EXERCISE BRIEF: Restate all the data exactly, so that each line is the same as before.

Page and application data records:
..........

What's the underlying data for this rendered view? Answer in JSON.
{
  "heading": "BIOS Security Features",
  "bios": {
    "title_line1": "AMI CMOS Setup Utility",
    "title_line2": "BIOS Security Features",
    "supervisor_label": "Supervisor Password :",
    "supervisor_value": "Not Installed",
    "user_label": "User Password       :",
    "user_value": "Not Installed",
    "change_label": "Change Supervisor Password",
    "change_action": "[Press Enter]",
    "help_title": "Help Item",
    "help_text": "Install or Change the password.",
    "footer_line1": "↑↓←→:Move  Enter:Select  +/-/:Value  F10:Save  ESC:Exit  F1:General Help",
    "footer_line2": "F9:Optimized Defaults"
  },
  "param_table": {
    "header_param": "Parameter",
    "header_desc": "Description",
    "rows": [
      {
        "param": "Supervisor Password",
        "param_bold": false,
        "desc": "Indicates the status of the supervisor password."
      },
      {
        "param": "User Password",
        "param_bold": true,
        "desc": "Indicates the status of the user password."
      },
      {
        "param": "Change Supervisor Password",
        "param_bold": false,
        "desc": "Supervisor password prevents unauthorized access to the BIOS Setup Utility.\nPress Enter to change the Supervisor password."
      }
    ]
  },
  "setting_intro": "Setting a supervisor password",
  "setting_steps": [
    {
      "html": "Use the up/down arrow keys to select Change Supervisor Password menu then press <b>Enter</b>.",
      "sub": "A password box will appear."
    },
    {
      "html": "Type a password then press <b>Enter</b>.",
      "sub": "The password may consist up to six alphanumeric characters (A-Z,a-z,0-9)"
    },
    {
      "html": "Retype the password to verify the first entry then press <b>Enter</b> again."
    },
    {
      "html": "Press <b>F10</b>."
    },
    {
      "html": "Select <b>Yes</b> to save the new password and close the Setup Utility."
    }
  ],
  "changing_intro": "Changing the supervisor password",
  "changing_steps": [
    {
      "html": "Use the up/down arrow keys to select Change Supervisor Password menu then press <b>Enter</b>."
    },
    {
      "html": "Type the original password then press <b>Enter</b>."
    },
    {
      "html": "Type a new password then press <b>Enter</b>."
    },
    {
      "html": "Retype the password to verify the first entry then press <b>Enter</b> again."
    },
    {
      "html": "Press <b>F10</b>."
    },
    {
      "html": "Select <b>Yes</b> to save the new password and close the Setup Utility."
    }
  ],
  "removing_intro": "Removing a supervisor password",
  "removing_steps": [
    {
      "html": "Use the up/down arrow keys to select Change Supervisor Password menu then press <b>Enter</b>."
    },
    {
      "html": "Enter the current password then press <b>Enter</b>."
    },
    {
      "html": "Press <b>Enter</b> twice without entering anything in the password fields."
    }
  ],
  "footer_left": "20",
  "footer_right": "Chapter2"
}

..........

OUTPUT OF THE TASK:
What's the underlying data for this rendered view? Answer in JSON.
{
  "heading": "BIOS Security Features",
  "bios": {
    "title_line1": "AMI CMOS Setup Utility",
    "title_line2": "BIOS Security Features",
    "supervisor_label": "Supervisor Password :",
    "supervisor_value": "Not Installed",
    "user_label": "User Password       :",
    "user_value": "Not Installed",
    "change_label": "Change Supervisor Password",
    "change_action": "[Press Enter]",
    "help_title": "Help Item",
    "help_text": "Install or Change the password.",
    "footer_line1": "↑↓←→:Move  Enter:Select  +/-/:Value  F10:Save  ESC:Exit  F1:General Help",
    "footer_line2": "F9:Optimized Defaults"
  },
  "param_table": {
    "header_param": "Parameter",
    "header_desc": "Description",
    "rows": [
      {
        "param": "Supervisor Password",
        "param_bold": false,
        "desc": "Indicates the status of the supervisor password."
      },
      {
        "param": "User Password",
        "param_bold": true,
        "desc": "Indicates the status of the user password."
      },
      {
        "param": "Change Supervisor Password",
        "param_bold": false,
        "desc": "Supervisor password prevents unauthorized access to the BIOS Setup Utility.\nPress Enter to change the Supervisor password."
      }
    ]
  },
  "setting_intro": "Setting a supervisor password",
  "setting_steps": [
    {
      "html": "Use the up/down arrow keys to select Change Supervisor Password menu then press <b>Enter</b>.",
      "sub": "A password box will appear."
    },
    {
      "html": "Type a password then press <b>Enter</b>.",
      "sub": "The password may consist up to six alphanumeric characters (A-Z,a-z,0-9)"
    },
    {
      "html": "Retype the password to verify the first entry then press <b>Enter</b> again."
    },
    {
      "html": "Press <b>F10</b>."
    },
    {
      "html": "Select <b>Yes</b> to save the new password and close the Setup Utility."
    }
  ],
  "changing_intro": "Changing the supervisor password",
  "changing_steps": [
    {
      "html": "Use the up/down arrow keys to select Change Supervisor Password menu then press <b>Enter</b>."
    },
    {
      "html": "Type the original password then press <b>Enter</b>."
    },
    {
      "html": "Type a new password then press <b>Enter</b>."
    },
    {
      "html": "Retype the password to verify the first entry then press <b>Enter</b> again."
    },
    {
      "html": "Press <b>F10</b>."
    },
    {
      "html": "Select <b>Yes</b> to save the new password and close the Setup Utility."
    }
  ],
  "removing_intro": "Removing a supervisor password",
  "removing_steps": [
    {
      "html": "Use the up/down arrow keys to select Change Supervisor Password menu then press <b>Enter</b>."
    },
    {
      "html": "Enter the current password then press <b>Enter</b>."
    },
    {
      "html": "Press <b>Enter</b> twice without entering anything in the password fields."
    }
  ],
  "footer_left": "20",
  "footer_right": "Chapter2"
}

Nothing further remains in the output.